Philip Newton. I already knew him from my previous life as a Lojbanist; and he acted as what I like to think of as my Quora sponsor, being the first to upvote me and comment me.

.i ki’e doi filip .i fau le da’i nu do na zvati kei; mi na banro tu’a la kuoras.

What is the oldest Greek New Testament manuscript and how was it written?

In the world of scholarly consensus, the earliest fragment of a Greek New Testament gospel is Rylands Library Papyrus P52, containing a few lines of the Gospel of John, and dating anywhere between 125 and 170 AD. As one might expect, there’s a lot of controversy around the exact date. It’s a fragment of a papyrus codex (that is, book as we know it, not scroll, written on both sides); Christianity is believed to have popularised the codex over the scroll as a format.

The earliest complete text of a book of the New Testament is Papyrus 66, a papyrus codex of John, from around 200. The earliest complete New Testament is the Codex Sinaiticus, a parchment codex, dating from the 4th century.

What is the most beautiful writing system (script)?

Originally Answered:

What is the most beautiful written script according to you?


Not because my wife’s Armenian. She doesn’t speak the language.

Not because the alphabet’s well-designed. I think all the letters look the same.

In fact, precisely because I think all the letters look the same. The results look like this:

Beautifully flowing. My time at the Matenadaran was the highlight of my time in Armenia.

What if sign language was compulsory in schools in the same way that English, science and maths are?

Then we’d be properly acknowledging sign language speakers as our fellow citizens. Hell, even exposure once in your schooling would help with that.

And I’d be able to borrow my deaf neighbours’ ladder without them them shooing me away because they assume I’m a salesperson. (It happened the once.)

Plus, a lot more parents would use sign language with their hearing babies, because they can’t wait until they develop the motor skills to speak.

What do Greeks think of Aristidh Kola (Αριστείδης Κόλλιας)?

I was not aware that he’d died. I was even less aware of the conspiracy theories about his death.

I’d come across his books when I was looking at Arvanitika for my linguistics thesis. (My stuff on Balkan language contact ended up left out of the thesis, but I’m grateful for the opportunity to learn about Arvanitika and Aromanian.)

What I thought of him? Amateur, as I think of all Pelasgianists. Eager to prove his loyalty to Greece, like pretty much all Arvanites; I’m surprised from Aristidh Kola – Wikipedia to read that he was as Shqipëtar-friendly as he was. (I’m using Shqipëtar to mean Albania/Kosovo Albanian.)

What do I think of the conspiracy theories? Implausible. But I would think that.

Some consider Shostakovich very uneven in the quality of his output. What pieces are considered of poor quality, and why?
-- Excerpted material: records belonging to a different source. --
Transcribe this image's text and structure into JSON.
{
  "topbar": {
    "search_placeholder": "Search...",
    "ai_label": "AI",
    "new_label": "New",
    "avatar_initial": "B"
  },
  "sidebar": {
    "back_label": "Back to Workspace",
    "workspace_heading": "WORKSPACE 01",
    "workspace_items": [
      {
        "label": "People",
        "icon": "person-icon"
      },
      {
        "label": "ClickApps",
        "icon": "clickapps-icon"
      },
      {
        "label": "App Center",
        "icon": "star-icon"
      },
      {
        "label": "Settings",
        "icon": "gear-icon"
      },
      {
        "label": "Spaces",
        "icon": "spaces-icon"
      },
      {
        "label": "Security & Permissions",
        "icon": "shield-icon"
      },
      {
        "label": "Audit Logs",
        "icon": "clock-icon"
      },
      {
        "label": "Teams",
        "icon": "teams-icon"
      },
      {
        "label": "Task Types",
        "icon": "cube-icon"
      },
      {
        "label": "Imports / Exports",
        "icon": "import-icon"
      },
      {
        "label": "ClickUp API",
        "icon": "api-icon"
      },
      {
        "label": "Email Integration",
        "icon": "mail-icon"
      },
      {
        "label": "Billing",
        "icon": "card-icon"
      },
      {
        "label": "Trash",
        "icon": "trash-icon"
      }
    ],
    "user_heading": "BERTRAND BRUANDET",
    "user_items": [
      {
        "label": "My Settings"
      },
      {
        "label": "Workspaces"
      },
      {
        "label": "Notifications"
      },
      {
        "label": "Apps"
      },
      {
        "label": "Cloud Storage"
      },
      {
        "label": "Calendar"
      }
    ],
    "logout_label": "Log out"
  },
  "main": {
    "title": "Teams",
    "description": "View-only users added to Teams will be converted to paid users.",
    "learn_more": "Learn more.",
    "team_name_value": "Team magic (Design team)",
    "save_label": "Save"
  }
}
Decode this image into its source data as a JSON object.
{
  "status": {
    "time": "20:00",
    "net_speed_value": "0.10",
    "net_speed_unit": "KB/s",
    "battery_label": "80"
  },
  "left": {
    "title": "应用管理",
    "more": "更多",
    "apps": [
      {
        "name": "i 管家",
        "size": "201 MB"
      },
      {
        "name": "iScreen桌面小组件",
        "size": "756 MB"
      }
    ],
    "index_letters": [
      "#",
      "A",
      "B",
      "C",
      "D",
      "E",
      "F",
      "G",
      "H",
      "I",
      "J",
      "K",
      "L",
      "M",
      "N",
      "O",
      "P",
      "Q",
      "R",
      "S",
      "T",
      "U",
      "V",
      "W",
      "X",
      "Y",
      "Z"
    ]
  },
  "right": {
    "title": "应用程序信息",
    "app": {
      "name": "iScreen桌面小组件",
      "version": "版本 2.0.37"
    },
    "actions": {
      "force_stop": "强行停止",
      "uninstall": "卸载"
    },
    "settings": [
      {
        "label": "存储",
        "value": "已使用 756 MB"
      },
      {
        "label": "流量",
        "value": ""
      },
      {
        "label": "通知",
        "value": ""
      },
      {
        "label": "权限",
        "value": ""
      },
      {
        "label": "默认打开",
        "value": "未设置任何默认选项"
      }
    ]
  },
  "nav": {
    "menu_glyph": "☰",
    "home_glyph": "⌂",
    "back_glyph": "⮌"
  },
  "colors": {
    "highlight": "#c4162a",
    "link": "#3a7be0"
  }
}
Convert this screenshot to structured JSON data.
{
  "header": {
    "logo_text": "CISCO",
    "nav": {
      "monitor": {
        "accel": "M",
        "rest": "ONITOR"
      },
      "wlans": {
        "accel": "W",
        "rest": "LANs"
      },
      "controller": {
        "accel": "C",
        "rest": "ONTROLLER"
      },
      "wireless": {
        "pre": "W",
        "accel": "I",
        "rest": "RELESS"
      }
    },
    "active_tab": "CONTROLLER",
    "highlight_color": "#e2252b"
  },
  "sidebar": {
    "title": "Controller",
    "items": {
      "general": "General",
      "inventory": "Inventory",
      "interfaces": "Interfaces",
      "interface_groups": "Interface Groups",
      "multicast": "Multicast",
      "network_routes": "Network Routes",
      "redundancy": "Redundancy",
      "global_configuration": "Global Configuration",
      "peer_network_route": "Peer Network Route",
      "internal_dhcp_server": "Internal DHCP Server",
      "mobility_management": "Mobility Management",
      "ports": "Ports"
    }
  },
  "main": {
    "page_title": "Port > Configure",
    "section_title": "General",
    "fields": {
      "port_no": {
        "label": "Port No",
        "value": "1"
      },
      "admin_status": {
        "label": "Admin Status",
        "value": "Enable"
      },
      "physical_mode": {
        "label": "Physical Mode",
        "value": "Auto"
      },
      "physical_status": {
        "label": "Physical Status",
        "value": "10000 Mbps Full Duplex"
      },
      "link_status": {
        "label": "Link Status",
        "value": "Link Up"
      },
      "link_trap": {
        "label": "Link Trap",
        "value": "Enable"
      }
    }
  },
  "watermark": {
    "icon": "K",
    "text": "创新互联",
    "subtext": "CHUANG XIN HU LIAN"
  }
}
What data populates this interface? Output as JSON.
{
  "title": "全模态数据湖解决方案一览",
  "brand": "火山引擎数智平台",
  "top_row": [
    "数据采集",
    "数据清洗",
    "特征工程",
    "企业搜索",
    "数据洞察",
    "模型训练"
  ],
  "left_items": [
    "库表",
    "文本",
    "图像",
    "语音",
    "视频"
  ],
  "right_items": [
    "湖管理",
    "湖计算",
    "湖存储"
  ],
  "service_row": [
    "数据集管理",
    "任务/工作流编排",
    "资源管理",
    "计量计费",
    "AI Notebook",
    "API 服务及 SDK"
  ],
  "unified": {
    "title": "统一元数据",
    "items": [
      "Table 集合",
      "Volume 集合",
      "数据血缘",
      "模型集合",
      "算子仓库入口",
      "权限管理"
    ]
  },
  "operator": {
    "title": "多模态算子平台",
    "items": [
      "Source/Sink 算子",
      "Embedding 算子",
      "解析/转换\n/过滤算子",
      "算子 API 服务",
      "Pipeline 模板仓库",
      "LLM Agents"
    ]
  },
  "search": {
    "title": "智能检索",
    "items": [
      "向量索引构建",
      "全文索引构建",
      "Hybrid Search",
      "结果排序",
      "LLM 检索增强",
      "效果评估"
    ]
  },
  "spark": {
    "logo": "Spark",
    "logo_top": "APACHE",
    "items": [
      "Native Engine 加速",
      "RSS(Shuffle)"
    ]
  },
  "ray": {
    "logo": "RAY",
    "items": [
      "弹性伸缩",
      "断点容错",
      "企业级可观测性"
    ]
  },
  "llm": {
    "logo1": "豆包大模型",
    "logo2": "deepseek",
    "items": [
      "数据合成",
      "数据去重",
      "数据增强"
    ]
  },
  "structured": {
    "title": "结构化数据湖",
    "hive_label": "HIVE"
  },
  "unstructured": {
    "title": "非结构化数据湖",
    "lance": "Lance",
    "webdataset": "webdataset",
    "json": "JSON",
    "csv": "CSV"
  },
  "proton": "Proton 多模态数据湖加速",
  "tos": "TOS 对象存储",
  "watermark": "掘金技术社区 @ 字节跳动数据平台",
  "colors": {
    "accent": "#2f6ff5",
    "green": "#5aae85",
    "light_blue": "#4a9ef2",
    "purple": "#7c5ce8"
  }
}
Opprobrium is usually directed at the made-to-order Stalinist cantatas and film music. See for example Putting the Stalin in Shostakovich: pro-Soviet cantatas cause outrage. They are regarded as insincere, bombastic, and forced on him. People in the West know that they weren’t the kind of thing he took pride in, and prefer to ignore them.

I haven’t heard them, because, well, ditto. I’ll queue them up in YouTube today.